### TASK BRIEF
Identify, in the records below, every line where the string "screenshot" appears, and copy each such line.

INPUT DATA Block Start

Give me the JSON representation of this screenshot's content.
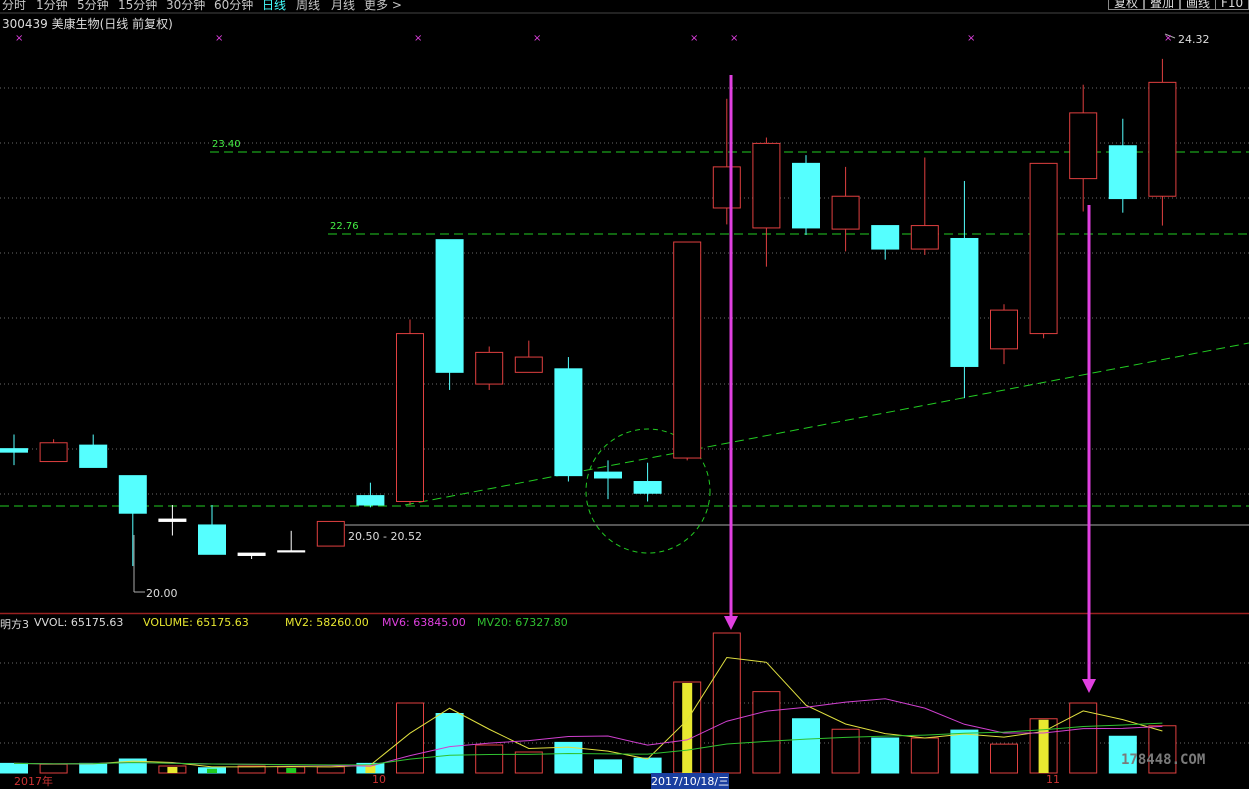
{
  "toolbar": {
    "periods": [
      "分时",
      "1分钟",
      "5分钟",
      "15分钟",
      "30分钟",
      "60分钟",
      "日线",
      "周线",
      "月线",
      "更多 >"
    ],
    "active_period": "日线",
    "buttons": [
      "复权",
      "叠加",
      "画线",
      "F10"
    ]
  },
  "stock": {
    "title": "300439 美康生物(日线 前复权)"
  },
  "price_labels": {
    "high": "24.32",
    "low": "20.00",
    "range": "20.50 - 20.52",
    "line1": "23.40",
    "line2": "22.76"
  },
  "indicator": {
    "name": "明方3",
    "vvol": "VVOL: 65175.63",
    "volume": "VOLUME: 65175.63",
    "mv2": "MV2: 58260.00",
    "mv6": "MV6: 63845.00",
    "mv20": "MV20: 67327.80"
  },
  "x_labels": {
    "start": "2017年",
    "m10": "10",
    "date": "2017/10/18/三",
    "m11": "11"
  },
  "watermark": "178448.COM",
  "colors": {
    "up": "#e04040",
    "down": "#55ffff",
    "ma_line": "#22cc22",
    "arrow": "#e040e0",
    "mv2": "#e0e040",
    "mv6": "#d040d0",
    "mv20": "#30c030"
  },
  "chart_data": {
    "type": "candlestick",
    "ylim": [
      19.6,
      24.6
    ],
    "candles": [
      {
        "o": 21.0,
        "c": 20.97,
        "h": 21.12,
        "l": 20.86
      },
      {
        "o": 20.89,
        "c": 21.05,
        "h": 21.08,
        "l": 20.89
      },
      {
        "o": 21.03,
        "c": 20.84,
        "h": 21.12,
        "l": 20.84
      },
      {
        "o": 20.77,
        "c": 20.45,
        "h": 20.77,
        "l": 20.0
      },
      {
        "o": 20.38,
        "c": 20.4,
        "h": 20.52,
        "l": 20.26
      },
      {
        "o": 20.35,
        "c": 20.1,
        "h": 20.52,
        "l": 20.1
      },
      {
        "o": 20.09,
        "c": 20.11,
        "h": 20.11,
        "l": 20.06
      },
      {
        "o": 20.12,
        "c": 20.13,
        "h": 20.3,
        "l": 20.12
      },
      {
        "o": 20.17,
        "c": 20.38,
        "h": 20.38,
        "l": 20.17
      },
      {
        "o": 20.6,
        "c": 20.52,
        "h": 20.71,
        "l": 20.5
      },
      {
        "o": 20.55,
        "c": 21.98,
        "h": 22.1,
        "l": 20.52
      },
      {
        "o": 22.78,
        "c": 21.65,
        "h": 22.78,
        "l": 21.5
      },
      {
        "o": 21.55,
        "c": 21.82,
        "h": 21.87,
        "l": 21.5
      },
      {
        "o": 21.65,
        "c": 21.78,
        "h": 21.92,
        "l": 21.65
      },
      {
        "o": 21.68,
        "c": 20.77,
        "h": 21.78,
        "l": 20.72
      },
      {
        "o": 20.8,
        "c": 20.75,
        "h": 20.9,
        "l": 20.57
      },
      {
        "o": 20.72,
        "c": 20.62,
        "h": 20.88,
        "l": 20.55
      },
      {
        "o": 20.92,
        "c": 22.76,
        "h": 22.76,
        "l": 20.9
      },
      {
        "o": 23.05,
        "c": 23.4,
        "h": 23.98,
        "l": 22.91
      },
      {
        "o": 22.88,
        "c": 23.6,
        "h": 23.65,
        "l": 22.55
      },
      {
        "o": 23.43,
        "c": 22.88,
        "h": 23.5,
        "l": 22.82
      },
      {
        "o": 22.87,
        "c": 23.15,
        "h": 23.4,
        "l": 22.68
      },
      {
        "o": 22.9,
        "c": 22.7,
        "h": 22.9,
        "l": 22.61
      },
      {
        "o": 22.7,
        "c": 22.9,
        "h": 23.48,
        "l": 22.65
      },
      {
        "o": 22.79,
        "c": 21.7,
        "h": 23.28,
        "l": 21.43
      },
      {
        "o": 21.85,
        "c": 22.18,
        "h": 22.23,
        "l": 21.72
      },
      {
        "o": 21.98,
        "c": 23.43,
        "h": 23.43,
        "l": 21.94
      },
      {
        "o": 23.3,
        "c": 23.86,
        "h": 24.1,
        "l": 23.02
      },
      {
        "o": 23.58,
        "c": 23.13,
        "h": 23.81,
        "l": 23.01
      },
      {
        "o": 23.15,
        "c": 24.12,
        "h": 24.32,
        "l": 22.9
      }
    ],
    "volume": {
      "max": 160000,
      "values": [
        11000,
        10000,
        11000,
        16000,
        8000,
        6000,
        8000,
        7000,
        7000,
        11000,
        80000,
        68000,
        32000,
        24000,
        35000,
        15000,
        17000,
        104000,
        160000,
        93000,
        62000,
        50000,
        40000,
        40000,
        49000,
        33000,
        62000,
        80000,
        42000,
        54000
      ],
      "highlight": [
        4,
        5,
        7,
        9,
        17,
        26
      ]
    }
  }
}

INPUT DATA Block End
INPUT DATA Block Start

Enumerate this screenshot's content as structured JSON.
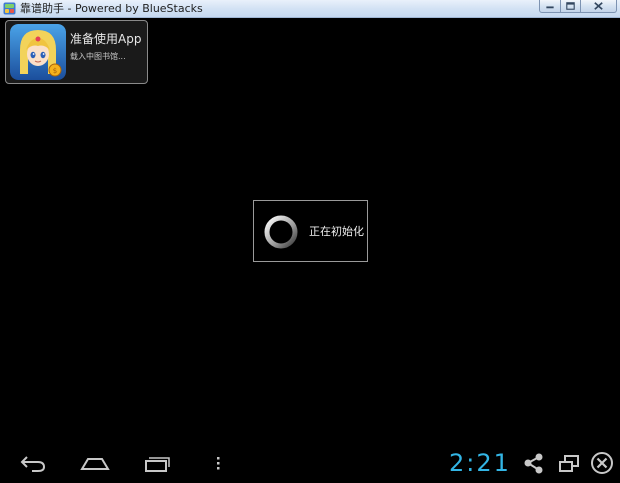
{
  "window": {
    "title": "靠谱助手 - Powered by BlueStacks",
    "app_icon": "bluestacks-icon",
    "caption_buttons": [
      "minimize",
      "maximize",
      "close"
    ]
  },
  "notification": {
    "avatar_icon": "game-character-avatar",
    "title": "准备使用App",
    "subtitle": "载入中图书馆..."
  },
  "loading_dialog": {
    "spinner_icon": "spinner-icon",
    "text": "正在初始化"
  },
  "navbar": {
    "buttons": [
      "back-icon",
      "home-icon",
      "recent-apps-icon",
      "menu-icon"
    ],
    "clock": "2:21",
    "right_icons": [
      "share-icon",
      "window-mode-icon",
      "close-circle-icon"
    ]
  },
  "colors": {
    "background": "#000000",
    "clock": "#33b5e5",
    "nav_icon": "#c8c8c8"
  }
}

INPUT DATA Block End

### FINAL ANSWER
Give me the JSON representation of this screenshot's content.
Enumerate this screenshot's content as structured JSON.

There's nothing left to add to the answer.